Work request:
The answer must consist of every line from the data that holds the string "Ingrese".

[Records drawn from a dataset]

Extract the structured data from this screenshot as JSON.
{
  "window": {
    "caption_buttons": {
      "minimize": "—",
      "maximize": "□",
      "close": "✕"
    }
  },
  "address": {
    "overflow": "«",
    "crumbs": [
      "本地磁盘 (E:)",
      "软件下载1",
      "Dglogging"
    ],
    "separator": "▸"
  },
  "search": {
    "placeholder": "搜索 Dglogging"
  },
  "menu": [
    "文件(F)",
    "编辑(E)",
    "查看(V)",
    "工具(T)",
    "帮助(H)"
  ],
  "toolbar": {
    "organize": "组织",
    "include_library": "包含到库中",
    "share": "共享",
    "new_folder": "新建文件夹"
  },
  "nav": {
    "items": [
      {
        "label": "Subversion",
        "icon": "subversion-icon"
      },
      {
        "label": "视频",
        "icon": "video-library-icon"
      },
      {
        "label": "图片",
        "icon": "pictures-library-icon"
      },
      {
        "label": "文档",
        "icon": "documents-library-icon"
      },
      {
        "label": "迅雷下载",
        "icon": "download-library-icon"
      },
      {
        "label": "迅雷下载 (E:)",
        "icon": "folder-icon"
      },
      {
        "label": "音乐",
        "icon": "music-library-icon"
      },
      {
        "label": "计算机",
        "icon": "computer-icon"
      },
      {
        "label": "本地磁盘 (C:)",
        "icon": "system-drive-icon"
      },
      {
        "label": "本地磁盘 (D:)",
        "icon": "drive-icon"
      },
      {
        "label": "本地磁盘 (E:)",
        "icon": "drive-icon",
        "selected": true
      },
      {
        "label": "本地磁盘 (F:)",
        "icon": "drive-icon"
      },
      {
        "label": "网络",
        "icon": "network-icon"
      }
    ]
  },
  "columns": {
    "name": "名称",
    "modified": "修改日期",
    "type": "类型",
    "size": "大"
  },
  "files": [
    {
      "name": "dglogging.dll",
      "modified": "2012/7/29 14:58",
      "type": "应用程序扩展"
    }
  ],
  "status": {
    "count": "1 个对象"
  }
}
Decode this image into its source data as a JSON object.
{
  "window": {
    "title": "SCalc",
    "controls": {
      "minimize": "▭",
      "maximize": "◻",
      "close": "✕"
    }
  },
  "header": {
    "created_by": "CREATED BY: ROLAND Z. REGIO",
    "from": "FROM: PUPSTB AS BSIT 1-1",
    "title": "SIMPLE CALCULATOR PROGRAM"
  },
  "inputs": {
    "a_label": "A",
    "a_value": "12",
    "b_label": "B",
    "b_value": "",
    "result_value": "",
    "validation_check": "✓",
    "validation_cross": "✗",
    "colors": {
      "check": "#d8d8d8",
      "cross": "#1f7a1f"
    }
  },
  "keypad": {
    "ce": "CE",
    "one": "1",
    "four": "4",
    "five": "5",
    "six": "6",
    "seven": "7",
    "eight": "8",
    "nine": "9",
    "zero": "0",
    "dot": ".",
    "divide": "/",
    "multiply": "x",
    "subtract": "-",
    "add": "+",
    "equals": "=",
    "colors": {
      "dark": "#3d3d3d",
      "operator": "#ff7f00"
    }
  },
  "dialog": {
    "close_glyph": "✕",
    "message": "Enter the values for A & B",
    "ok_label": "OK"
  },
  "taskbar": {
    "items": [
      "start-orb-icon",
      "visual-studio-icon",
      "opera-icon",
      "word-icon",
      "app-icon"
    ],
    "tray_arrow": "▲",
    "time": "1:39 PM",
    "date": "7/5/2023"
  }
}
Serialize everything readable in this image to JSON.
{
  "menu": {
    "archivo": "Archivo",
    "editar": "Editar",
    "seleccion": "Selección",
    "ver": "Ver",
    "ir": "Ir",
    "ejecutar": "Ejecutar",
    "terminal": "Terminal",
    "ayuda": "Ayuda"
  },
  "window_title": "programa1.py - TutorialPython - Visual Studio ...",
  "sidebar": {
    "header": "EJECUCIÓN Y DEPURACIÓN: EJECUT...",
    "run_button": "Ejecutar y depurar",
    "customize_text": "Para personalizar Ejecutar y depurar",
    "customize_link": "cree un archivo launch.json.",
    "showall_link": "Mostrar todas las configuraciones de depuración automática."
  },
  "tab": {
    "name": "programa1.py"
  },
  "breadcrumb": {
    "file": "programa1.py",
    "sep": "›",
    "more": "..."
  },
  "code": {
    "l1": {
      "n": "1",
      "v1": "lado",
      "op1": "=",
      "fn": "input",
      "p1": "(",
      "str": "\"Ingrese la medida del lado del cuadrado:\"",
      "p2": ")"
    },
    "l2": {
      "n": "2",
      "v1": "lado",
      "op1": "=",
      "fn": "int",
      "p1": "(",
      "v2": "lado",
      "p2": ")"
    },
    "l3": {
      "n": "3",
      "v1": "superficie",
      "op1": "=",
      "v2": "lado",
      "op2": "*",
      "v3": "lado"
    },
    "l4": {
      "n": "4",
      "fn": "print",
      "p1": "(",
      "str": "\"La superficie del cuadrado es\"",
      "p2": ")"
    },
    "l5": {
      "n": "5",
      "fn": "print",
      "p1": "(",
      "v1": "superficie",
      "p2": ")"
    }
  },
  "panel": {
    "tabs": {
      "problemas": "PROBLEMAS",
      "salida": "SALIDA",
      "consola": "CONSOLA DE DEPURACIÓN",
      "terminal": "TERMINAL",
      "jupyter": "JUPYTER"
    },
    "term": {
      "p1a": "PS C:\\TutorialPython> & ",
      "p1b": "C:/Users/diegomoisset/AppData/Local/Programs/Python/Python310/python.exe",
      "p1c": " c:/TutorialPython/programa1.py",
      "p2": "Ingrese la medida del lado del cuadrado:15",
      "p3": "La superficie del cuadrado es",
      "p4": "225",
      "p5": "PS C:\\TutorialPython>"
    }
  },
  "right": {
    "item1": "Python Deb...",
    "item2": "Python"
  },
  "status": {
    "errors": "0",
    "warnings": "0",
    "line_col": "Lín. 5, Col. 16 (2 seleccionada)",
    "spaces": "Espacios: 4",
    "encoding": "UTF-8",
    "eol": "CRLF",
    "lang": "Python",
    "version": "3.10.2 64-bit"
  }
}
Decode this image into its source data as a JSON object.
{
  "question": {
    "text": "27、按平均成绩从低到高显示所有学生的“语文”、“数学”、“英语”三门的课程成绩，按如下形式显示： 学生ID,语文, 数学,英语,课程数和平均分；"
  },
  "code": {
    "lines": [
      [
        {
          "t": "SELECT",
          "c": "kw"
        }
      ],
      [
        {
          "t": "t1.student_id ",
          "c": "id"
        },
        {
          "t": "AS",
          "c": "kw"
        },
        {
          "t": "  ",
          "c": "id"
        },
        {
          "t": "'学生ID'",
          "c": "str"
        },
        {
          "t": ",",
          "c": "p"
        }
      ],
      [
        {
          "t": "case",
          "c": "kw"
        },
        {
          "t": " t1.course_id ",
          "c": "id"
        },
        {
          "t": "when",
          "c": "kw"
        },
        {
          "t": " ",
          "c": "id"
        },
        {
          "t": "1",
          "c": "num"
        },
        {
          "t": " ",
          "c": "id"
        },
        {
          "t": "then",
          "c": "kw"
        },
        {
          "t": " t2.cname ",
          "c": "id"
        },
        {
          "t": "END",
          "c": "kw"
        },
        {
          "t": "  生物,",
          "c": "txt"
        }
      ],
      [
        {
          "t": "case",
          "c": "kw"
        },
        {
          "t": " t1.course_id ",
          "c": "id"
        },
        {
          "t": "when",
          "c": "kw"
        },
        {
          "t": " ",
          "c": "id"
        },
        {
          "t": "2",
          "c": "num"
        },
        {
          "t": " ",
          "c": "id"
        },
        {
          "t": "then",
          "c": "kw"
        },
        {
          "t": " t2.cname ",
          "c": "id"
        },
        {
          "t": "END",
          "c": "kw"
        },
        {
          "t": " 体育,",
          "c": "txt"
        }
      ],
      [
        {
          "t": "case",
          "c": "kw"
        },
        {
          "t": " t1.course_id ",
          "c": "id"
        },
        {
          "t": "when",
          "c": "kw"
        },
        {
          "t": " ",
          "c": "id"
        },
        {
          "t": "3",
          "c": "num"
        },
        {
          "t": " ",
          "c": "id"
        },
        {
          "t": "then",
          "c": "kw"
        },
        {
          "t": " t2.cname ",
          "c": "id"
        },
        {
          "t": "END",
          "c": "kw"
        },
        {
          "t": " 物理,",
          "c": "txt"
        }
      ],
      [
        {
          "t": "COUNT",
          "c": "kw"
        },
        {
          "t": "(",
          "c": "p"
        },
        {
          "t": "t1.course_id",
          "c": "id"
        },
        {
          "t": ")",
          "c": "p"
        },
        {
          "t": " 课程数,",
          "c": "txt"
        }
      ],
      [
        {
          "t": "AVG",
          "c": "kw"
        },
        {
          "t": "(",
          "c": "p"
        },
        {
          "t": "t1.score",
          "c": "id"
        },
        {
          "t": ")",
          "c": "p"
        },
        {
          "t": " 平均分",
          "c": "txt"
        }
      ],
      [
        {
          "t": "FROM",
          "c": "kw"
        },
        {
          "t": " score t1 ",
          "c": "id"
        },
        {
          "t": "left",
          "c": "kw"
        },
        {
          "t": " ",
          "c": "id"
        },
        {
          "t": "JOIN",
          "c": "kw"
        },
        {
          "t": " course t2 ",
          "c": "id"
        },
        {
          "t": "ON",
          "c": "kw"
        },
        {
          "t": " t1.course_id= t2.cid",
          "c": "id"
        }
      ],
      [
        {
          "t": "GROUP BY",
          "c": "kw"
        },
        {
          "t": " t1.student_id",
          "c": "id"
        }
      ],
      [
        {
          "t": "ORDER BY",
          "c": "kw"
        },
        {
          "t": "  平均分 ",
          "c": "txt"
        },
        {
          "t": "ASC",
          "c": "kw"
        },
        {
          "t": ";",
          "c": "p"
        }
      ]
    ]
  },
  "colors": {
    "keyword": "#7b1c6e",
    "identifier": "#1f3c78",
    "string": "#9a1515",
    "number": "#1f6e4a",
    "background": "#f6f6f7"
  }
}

Task response:
      "str": "\"Ingrese la medida del lado del cuadrado:\"",
      "p2": "Ingrese la medida del lado del cuadrado:15",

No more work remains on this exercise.